Involving the remodelling and substantial second storey extension to this existing 1930s brick home, the client was keen for any alterations or additions to read as contemporary and dynamic enhancements.
Following careful analysis and detailed consultation, we concluded that the existing house had a solid structure that could support a wholesale makeover and not necessarily demand a total rebuild.
The angular hip and gable roof forms of the new second-storey created bold new spaces, effectively inverting the existing roof with an aluminium-clad raking eave that conceals a new low-profile steel hip roof of its own. There is no mistaking the new with the old.
Working across both the renovated and new rooms, the active input of the client, an interior decorator, saw a rich and warm colour palette introduced to the house that incorporated extensive use of plywood lining, whilst the new stairwell provides a dramatic double-height void space, bringing sunlight and ventilation into the previously gloomy ground floor hallway.
At the rear of the house, a deft swap in location of the kitchen and living room delivered an improved functional floor area for both whilst introducing better outlooks and connectivity with the rebuilt deck outside. In this instance, working with what they already had but in a markedly different way gave the client the desired enhancement, but without the need or expense of demolishing and rebuilding.

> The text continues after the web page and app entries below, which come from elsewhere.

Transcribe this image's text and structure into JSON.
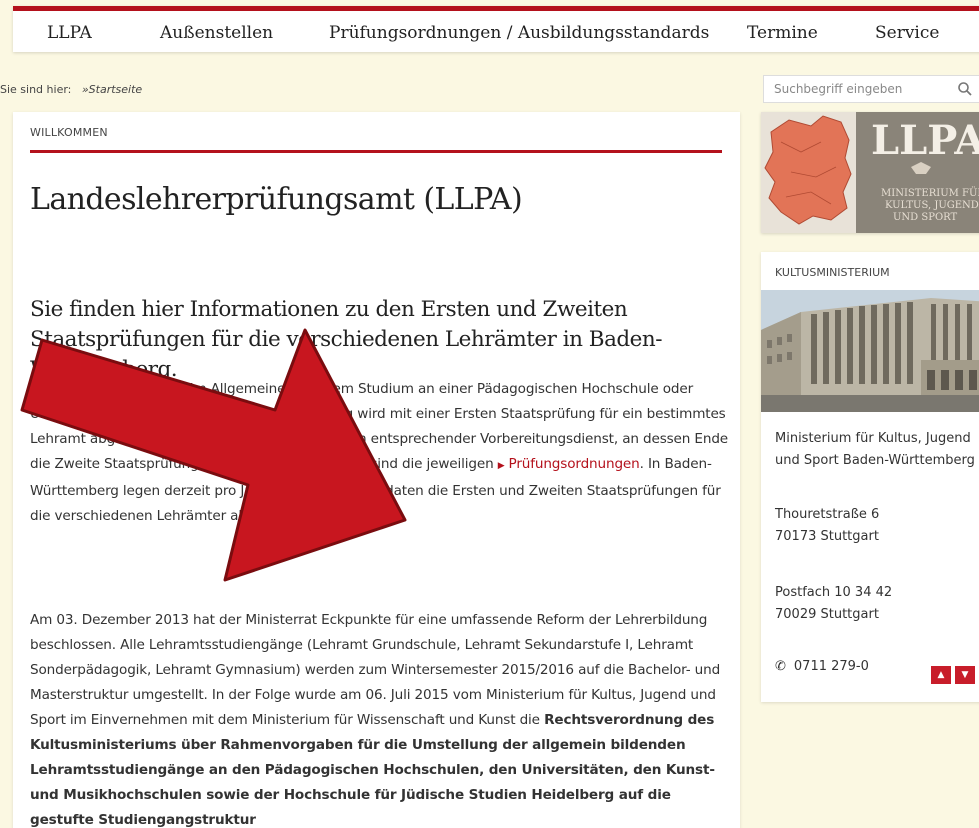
{
  "nav": {
    "items": [
      "LLPA",
      "Außenstellen",
      "Prüfungsordnungen / Ausbildungsstandards",
      "Termine",
      "Service"
    ]
  },
  "breadcrumb": {
    "prefix": "Sie sind hier:",
    "current": "»Startseite"
  },
  "main": {
    "section_label": "WILLKOMMEN",
    "title": "Landeslehrerprüfungsamt (LLPA)",
    "subtitle": "Sie finden hier Informationen zu den Ersten und Zweiten Staatsprüfungen für die verschiedenen Lehrämter in Baden-Württemberg.",
    "para1": {
      "part1": "Die Ausbildung beginnt im Allgemeinen mit dem Studium an einer Pädagogischen Hochschule oder Universität. Diese erste Phase der Lehrerbildung wird mit einer Ersten Staatsprüfung für ein bestimmtes Lehramt abgeschlossen. Als zweite Phase folgt ein entsprechender Vorbereitungsdienst, an dessen Ende die Zweite Staatsprüfung steht. Rechtsgrundlagen sind die jeweiligen ",
      "link": "Prüfungsordnungen",
      "part2": ". In Baden-Württemberg legen derzeit pro Jahr rund 5.000 Kandidaten die Ersten und Zweiten Staatsprüfungen für die verschiedenen Lehrämter ab."
    },
    "para2": {
      "part1": "Am 03. Dezember 2013 hat der Ministerrat Eckpunkte für eine umfassende Reform der Lehrerbildung beschlossen. Alle Lehramtsstudiengänge (Lehramt Grundschule, Lehramt Sekundarstufe I, Lehramt Sonderpädagogik, Lehramt Gymnasium) werden zum Wintersemester 2015/2016 auf die Bachelor- und Masterstruktur umgestellt. In der Folge wurde am 06. Juli 2015 vom Ministerium für Kultus, Jugend und Sport im Einvernehmen mit dem Ministerium für Wissenschaft und Kunst die ",
      "bold": "Rechtsverordnung des Kultusministeriums über Rahmenvorgaben für die Umstellung der allgemein bildenden Lehramtsstudiengänge an den Pädagogischen Hochschulen, den Universitäten, den Kunst- und Musikhochschulen sowie der Hochschule für Jüdische Studien Heidelberg auf die gestufte Studiengangstruktur"
    }
  },
  "search": {
    "placeholder": "Suchbegriff eingeben"
  },
  "sidebar": {
    "logo_text": "LLPA",
    "logo_sub": [
      "MINISTERIUM FÜR",
      "KULTUS, JUGEND",
      "UND SPORT"
    ],
    "ministry_title": "KULTUSMINISTERIUM",
    "ministry_name": "Ministerium für Kultus, Jugend und Sport Baden-Württemberg",
    "street": [
      "Thouretstraße 6",
      "70173 Stuttgart"
    ],
    "postbox": [
      "Postfach 10 34 42",
      "70029 Stuttgart"
    ],
    "phone": "0711 279-0"
  },
  "colors": {
    "accent": "#b4111c",
    "background": "#fbf8e2",
    "arrow": "#c8161f"
  },
  "icons": {
    "search": "magnifier-icon",
    "phone": "phone-icon",
    "scroll_up": "caret-up-icon",
    "scroll_down": "caret-down-icon"
  }
}
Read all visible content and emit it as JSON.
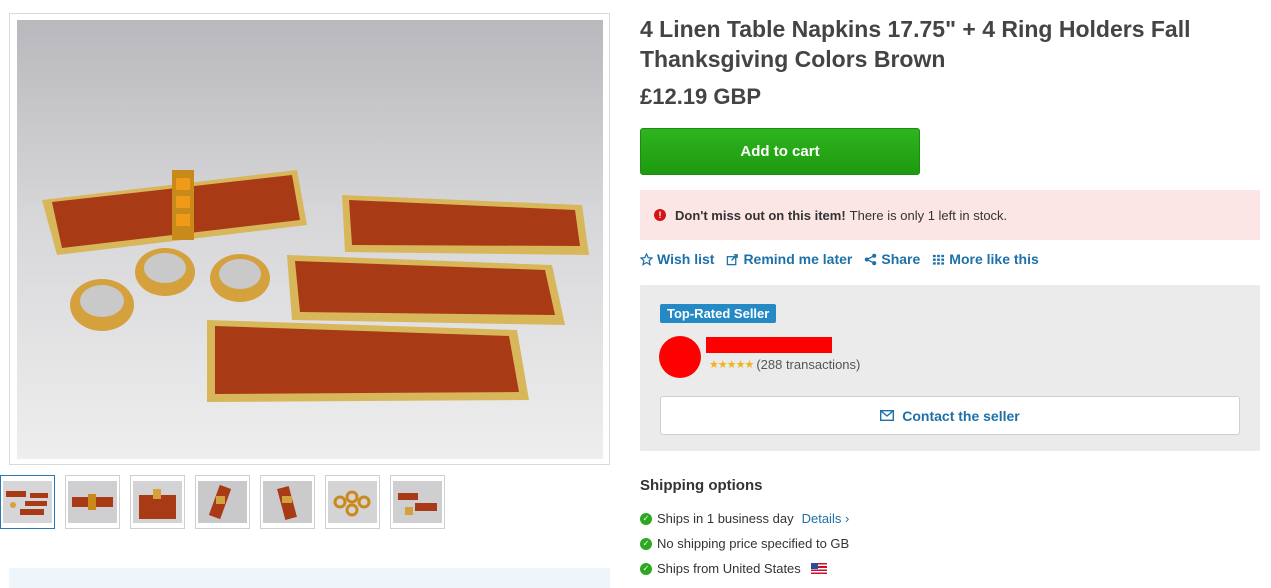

This is a house not just renewed but revitalised and unafraid to stake its place in the 21st century.